Perhaps the most oddly suitable opening to this blog will be a translation from a Swedish computer magazine in 1984:
When you load up Ankh for the first time, it is mostly a big mystery. After ten minutes in this peculiar world you will probably go back to the game instructions and note once again that it (indeed) is mostly a big mystery. The ones who do not give up right there and then will be stuck in “The Metareal World of Ankh” for many weeks.

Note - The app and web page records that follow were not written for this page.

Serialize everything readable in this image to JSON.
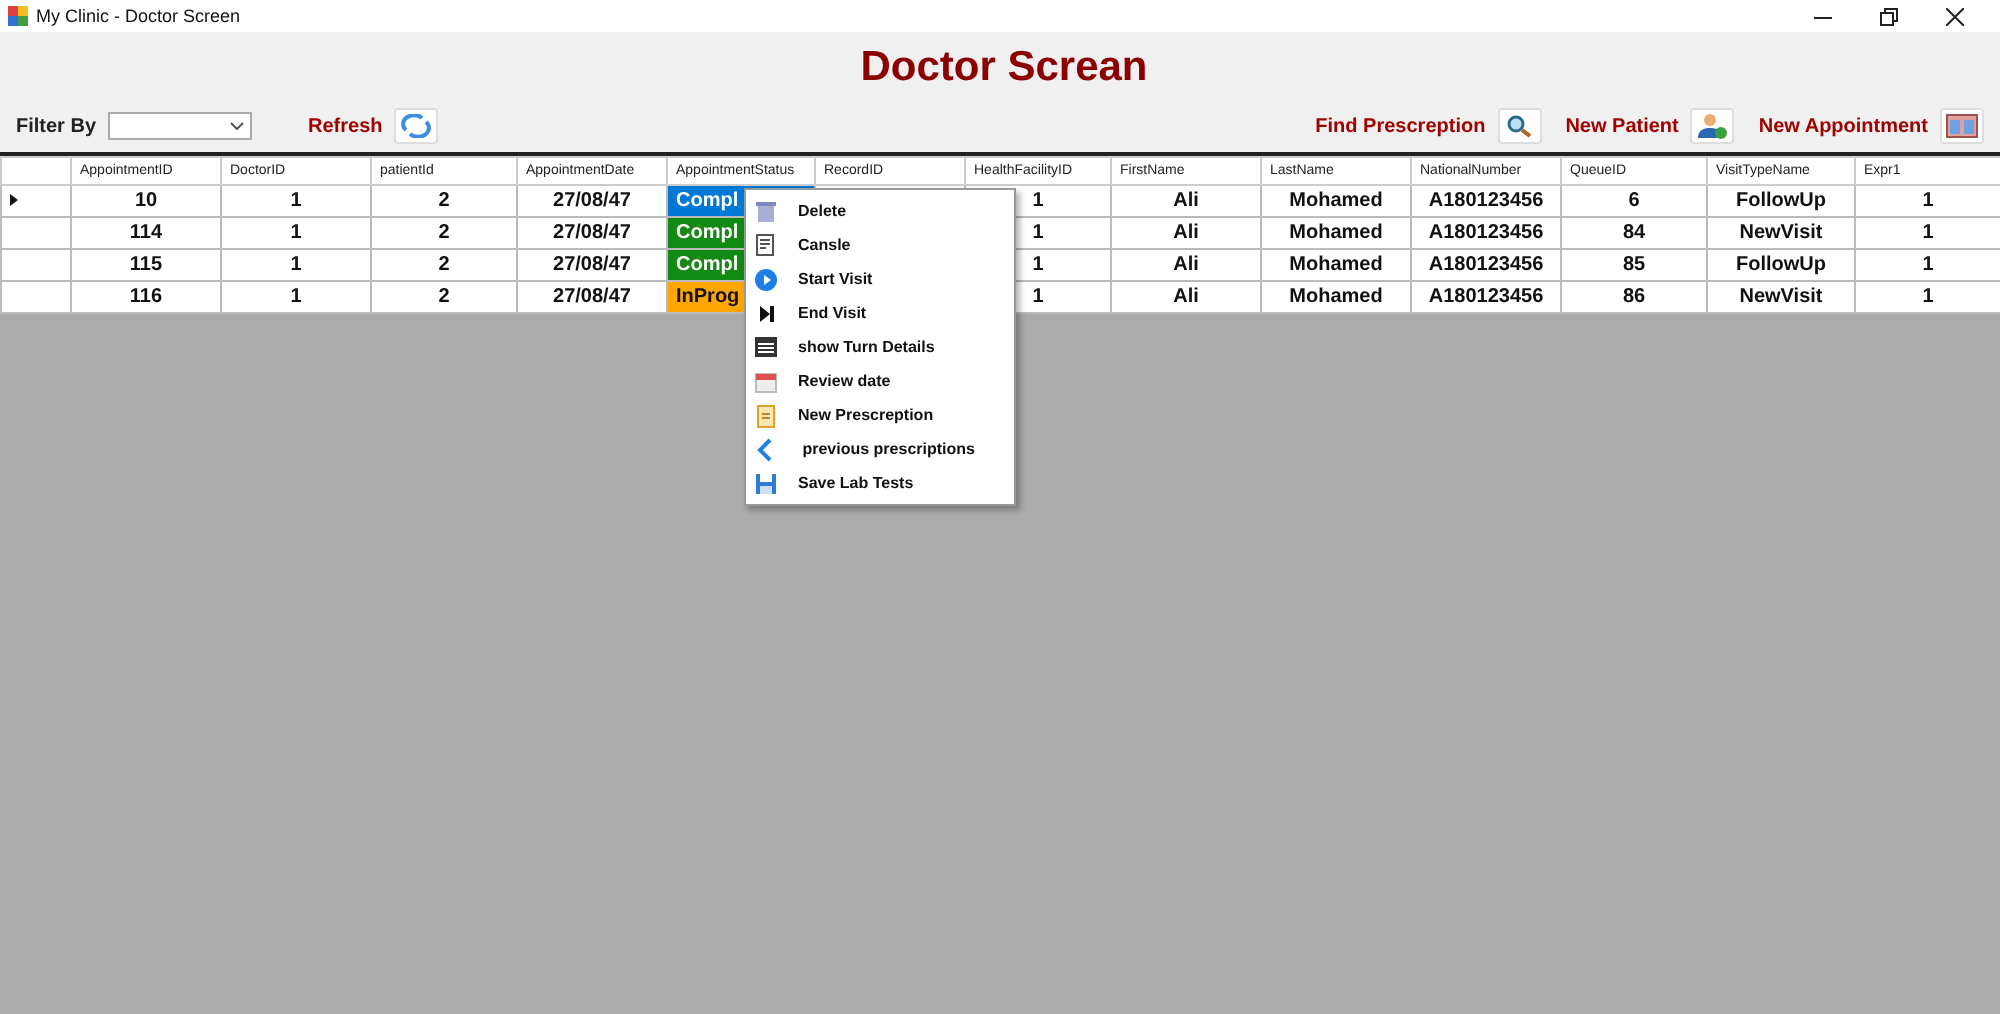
{
  "window": {
    "title": "My Clinic - Doctor Screen"
  },
  "heading": "Doctor Screan",
  "filter": {
    "label": "Filter By"
  },
  "refresh": {
    "label": "Refresh"
  },
  "actions": [
    {
      "label": "Find Prescreption",
      "kind": "search"
    },
    {
      "label": "New Patient",
      "kind": "patient"
    },
    {
      "label": "New Appointment",
      "kind": "calendar"
    }
  ],
  "table": {
    "columns": [
      "AppointmentID",
      "DoctorID",
      "patientId",
      "AppointmentDate",
      "AppointmentStatus",
      "RecordID",
      "HealthFacilityID",
      "FirstName",
      "LastName",
      "NationalNumber",
      "QueueID",
      "VisitTypeName",
      "Expr1"
    ],
    "rows": [
      {
        "selected": true,
        "appointment_id": "10",
        "doctor_id": "1",
        "patient_id": "2",
        "date": "27/08/47",
        "status": "Compl",
        "color": "#0078d7",
        "health_facility_id": "1",
        "first_name": "Ali",
        "last_name": "Mohamed",
        "national_number": "A180123456",
        "queue_id": "6",
        "visit_type": "FollowUp",
        "expr1": "1"
      },
      {
        "selected": false,
        "appointment_id": "114",
        "doctor_id": "1",
        "patient_id": "2",
        "date": "27/08/47",
        "status": "Compl",
        "color": "#138a13",
        "health_facility_id": "1",
        "first_name": "Ali",
        "last_name": "Mohamed",
        "national_number": "A180123456",
        "queue_id": "84",
        "visit_type": "NewVisit",
        "expr1": "1"
      },
      {
        "selected": false,
        "appointment_id": "115",
        "doctor_id": "1",
        "patient_id": "2",
        "date": "27/08/47",
        "status": "Compl",
        "color": "#138a13",
        "health_facility_id": "1",
        "first_name": "Ali",
        "last_name": "Mohamed",
        "national_number": "A180123456",
        "queue_id": "85",
        "visit_type": "FollowUp",
        "expr1": "1"
      },
      {
        "selected": false,
        "appointment_id": "116",
        "doctor_id": "1",
        "patient_id": "2",
        "date": "27/08/47",
        "status": "InProg",
        "color": "#ffa500",
        "health_facility_id": "1",
        "first_name": "Ali",
        "last_name": "Mohamed",
        "national_number": "A180123456",
        "queue_id": "86",
        "visit_type": "NewVisit",
        "expr1": "1"
      }
    ]
  },
  "context_menu": [
    {
      "label": "Delete",
      "kind": "trash"
    },
    {
      "label": "Cansle",
      "kind": "note"
    },
    {
      "label": "Start Visit",
      "kind": "play"
    },
    {
      "label": "End Visit",
      "kind": "end"
    },
    {
      "label": "show Turn Details",
      "kind": "details"
    },
    {
      "label": "Review date",
      "kind": "calendar"
    },
    {
      "label": "New Prescreption",
      "kind": "clipboard"
    },
    {
      "label": " previous prescriptions",
      "kind": "back"
    },
    {
      "label": "Save Lab Tests",
      "kind": "save"
    }
  ]
}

The object is to discover and explore 64 rooms using your craft (The Mindprobe). You can shoot or poke at different objects and if you do right, a door to an adjacent room might open. In this type of game a key usually opens a door, a treasure chest gives points etc. but that is not the case in Ankh. There are plenty of objects to pick up, but their function and usage is to be discovered by yourself. What will you do with a pink triangle? Why does a star twinkle when you touch the small green square? It is mostly very abstract but it gets more and more logical the further in the game you get. Most rooms have their very own problem for you to solve and you will constantly find new perplexing items. When (if) you have found all rooms, there are still strange (inexplicable?) phenomena to wonder at. And listen carefully: you will only find the solutions to some problems by means of hearing.
If my description of Ankh seems abstract and incomprehensible, it is not my fault. That is one half of the game’s charm. The other half will fit you like a glove if you like tricky brainteasers.
Many thanks to Fabio Cataldo and Adam Grpsve for this translation.